Supplied material »

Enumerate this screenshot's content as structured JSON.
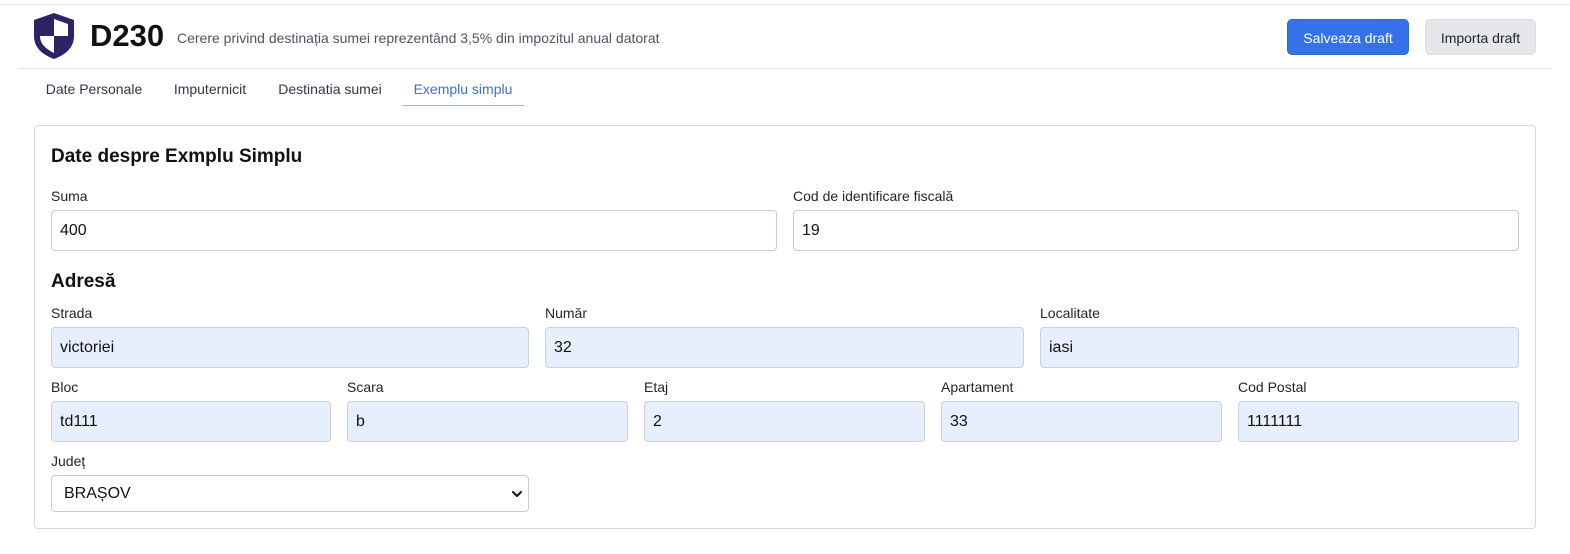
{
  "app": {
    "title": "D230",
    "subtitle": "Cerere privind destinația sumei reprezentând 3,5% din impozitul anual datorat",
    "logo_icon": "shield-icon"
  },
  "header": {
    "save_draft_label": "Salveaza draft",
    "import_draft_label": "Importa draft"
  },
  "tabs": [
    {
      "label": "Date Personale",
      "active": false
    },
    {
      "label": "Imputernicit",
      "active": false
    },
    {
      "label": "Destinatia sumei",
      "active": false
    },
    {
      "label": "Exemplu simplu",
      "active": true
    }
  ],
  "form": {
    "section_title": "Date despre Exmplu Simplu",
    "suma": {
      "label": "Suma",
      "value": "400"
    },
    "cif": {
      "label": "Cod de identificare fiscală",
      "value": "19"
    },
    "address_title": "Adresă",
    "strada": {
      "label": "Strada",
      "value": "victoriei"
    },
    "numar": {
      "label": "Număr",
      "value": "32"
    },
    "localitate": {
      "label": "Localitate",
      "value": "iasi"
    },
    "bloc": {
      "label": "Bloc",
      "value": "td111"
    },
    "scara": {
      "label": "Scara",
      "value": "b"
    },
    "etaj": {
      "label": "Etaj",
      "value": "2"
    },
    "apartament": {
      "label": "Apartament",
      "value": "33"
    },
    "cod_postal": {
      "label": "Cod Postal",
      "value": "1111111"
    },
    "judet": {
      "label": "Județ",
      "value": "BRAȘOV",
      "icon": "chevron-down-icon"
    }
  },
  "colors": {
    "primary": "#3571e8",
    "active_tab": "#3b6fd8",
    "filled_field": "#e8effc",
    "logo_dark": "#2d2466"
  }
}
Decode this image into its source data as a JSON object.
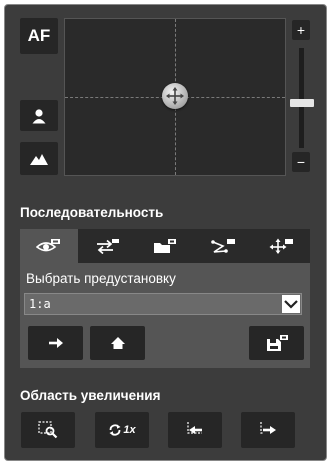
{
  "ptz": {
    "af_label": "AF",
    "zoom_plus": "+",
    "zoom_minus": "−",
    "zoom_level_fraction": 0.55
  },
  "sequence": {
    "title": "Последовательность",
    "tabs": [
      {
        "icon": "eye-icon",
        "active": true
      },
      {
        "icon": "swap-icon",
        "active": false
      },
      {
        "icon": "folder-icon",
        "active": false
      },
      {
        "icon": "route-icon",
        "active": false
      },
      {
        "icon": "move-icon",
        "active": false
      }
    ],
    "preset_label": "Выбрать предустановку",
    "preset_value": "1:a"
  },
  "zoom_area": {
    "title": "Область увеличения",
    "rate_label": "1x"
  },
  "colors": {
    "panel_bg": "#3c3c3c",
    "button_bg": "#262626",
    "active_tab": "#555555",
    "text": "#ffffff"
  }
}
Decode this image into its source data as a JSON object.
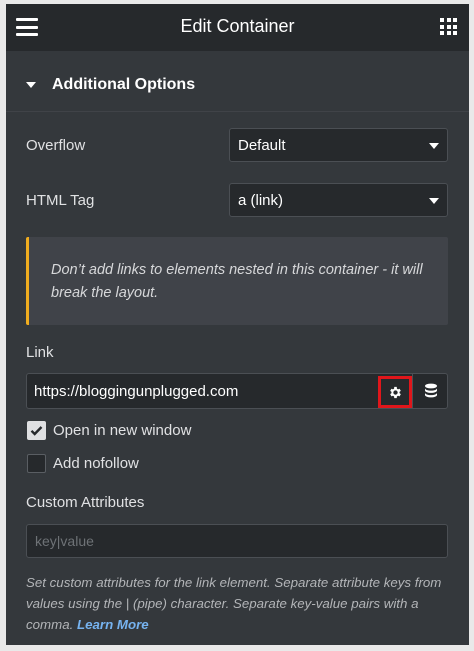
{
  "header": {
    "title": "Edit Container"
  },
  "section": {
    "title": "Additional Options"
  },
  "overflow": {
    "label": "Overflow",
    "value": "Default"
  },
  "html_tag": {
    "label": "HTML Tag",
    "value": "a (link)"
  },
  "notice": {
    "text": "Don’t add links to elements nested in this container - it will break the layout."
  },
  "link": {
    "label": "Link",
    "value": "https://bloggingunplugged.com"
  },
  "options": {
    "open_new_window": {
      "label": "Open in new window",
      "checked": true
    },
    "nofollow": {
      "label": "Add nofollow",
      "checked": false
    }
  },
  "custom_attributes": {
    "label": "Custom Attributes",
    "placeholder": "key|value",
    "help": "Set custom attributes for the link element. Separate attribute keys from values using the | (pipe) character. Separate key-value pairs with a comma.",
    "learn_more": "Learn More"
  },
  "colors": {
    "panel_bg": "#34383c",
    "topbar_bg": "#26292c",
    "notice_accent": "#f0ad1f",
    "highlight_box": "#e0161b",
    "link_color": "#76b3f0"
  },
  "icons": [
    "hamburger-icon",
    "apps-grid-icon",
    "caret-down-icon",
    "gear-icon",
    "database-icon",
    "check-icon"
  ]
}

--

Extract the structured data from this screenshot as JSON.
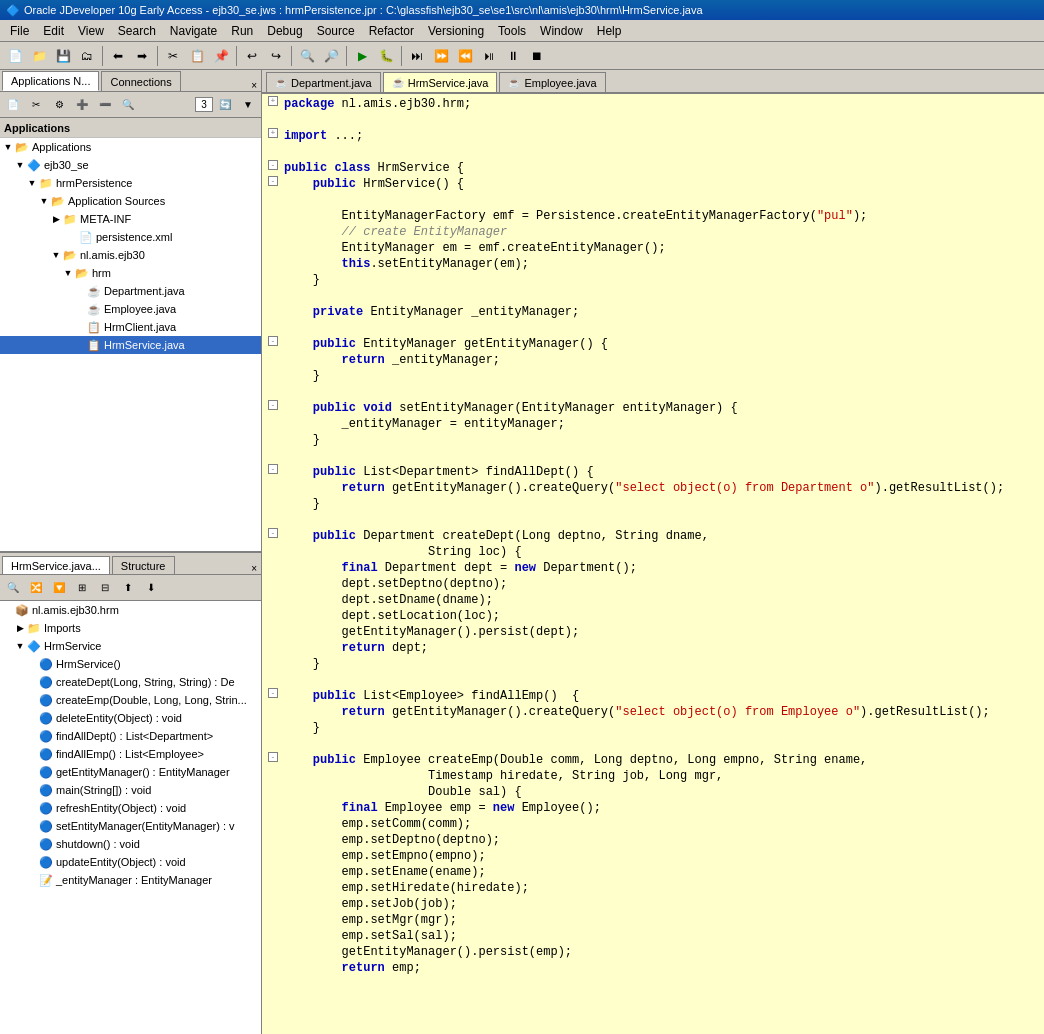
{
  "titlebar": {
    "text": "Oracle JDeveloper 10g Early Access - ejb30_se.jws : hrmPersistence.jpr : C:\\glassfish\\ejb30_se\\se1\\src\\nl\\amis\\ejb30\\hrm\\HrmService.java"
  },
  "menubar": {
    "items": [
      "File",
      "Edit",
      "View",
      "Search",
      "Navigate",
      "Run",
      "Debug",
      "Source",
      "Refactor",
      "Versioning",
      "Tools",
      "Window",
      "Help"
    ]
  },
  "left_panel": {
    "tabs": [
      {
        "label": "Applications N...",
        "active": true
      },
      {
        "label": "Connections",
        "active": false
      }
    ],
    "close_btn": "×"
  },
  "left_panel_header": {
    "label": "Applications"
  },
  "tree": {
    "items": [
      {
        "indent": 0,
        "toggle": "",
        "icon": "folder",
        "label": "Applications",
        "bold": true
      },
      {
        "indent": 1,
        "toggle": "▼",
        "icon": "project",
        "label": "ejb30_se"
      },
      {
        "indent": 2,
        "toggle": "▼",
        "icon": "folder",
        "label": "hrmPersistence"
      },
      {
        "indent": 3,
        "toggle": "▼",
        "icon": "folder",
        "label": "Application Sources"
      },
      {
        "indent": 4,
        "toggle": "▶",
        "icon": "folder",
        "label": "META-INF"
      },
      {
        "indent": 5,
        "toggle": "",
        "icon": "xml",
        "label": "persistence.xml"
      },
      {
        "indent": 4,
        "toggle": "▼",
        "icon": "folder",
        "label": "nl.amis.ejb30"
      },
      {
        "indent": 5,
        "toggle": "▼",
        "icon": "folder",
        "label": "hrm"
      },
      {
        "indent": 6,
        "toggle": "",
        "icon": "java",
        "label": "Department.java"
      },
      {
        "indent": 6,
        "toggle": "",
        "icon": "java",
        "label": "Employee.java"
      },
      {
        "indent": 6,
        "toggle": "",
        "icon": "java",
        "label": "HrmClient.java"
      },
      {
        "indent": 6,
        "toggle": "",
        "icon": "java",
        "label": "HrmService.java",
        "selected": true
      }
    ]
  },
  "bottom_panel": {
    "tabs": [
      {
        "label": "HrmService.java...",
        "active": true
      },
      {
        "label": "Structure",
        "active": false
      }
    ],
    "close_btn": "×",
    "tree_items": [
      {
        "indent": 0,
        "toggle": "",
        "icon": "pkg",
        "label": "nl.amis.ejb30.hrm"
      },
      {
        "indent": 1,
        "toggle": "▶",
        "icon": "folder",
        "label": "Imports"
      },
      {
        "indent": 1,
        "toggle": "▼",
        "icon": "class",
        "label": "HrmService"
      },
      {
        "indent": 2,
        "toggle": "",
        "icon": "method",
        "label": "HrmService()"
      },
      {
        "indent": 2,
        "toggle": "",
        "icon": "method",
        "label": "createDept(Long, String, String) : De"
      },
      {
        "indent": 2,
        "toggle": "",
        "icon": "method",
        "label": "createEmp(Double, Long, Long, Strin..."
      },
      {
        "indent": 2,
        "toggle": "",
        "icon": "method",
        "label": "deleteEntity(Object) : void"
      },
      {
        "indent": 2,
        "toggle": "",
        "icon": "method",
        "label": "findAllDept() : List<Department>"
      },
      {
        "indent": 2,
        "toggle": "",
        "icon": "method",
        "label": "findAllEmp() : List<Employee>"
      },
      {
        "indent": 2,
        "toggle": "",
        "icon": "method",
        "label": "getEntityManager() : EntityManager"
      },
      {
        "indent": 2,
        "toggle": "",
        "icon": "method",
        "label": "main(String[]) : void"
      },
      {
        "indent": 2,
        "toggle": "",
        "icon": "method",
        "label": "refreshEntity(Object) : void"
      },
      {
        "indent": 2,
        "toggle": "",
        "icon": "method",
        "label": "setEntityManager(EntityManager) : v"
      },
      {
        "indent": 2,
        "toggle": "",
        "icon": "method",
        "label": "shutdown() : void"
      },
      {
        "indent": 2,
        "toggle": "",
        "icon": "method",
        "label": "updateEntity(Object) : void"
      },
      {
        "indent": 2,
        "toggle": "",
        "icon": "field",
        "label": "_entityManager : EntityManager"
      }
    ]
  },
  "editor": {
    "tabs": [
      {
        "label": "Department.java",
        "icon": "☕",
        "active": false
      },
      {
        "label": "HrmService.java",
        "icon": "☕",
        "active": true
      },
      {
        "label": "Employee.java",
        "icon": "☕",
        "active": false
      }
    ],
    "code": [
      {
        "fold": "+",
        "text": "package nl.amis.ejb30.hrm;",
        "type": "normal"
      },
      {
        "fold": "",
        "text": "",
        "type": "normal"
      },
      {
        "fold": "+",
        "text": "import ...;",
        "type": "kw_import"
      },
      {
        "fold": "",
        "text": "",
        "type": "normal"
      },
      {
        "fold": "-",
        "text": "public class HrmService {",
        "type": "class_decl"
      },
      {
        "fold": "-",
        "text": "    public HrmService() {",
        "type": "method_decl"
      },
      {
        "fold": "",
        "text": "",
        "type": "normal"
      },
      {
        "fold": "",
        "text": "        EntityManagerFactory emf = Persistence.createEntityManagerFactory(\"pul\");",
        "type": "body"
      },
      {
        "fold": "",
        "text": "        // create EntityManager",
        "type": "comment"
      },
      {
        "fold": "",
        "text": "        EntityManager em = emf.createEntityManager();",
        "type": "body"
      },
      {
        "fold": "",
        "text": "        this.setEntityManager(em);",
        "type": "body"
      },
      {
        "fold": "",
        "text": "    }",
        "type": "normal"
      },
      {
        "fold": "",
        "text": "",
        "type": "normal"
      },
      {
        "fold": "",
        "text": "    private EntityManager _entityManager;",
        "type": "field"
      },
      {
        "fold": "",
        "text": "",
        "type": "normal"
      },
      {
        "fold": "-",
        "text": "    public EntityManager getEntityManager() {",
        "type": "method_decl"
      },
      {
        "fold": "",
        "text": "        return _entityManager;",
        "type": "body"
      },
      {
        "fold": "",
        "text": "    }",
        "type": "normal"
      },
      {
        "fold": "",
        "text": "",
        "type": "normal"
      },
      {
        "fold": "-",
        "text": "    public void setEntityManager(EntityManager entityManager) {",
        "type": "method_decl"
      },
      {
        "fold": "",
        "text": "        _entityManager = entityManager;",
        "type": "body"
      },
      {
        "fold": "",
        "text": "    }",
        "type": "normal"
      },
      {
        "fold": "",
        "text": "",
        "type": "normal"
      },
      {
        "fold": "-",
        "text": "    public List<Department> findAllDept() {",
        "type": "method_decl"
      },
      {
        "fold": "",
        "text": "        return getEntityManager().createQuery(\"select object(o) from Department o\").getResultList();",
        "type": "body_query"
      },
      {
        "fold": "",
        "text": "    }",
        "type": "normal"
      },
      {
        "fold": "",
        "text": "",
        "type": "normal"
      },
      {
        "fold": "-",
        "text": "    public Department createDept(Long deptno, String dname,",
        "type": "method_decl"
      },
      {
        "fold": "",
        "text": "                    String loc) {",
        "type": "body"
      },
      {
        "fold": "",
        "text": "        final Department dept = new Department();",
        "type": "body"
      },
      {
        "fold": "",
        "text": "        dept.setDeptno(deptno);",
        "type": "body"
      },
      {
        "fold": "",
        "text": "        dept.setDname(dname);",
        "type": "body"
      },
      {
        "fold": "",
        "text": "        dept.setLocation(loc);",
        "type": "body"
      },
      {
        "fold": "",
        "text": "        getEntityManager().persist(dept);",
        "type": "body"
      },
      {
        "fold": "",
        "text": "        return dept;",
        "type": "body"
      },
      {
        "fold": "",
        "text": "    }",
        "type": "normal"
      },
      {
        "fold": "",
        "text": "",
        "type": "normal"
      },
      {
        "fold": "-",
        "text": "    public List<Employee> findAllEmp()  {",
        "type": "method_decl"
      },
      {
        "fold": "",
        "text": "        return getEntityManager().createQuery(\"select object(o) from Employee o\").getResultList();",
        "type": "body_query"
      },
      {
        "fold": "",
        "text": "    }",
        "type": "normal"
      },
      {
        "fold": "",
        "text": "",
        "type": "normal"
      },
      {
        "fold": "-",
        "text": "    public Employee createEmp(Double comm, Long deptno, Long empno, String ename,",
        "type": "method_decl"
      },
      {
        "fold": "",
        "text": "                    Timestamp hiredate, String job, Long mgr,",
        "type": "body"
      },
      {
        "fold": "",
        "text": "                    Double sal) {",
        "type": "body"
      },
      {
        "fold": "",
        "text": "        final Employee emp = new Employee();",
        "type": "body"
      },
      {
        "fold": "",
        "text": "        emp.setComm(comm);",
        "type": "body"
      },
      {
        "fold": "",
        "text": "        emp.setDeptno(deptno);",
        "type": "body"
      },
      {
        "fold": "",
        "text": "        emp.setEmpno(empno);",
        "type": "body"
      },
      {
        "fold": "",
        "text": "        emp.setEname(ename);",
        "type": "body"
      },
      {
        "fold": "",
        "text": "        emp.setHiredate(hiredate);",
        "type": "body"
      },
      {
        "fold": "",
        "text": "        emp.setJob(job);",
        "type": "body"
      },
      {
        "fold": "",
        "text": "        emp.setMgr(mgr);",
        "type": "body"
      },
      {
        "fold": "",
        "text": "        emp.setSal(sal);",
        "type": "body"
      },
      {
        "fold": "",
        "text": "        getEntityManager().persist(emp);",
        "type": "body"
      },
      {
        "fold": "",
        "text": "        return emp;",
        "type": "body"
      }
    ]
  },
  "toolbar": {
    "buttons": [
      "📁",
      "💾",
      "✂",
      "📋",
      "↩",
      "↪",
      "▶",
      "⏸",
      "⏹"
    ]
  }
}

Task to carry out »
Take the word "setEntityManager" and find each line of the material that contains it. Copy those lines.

Written solution »
        "label": "setEntityManager(EntityManager) : v"
        "text": "        this.setEntityManager(em);",
        "text": "    public void setEntityManager(EntityManager entityManager) {",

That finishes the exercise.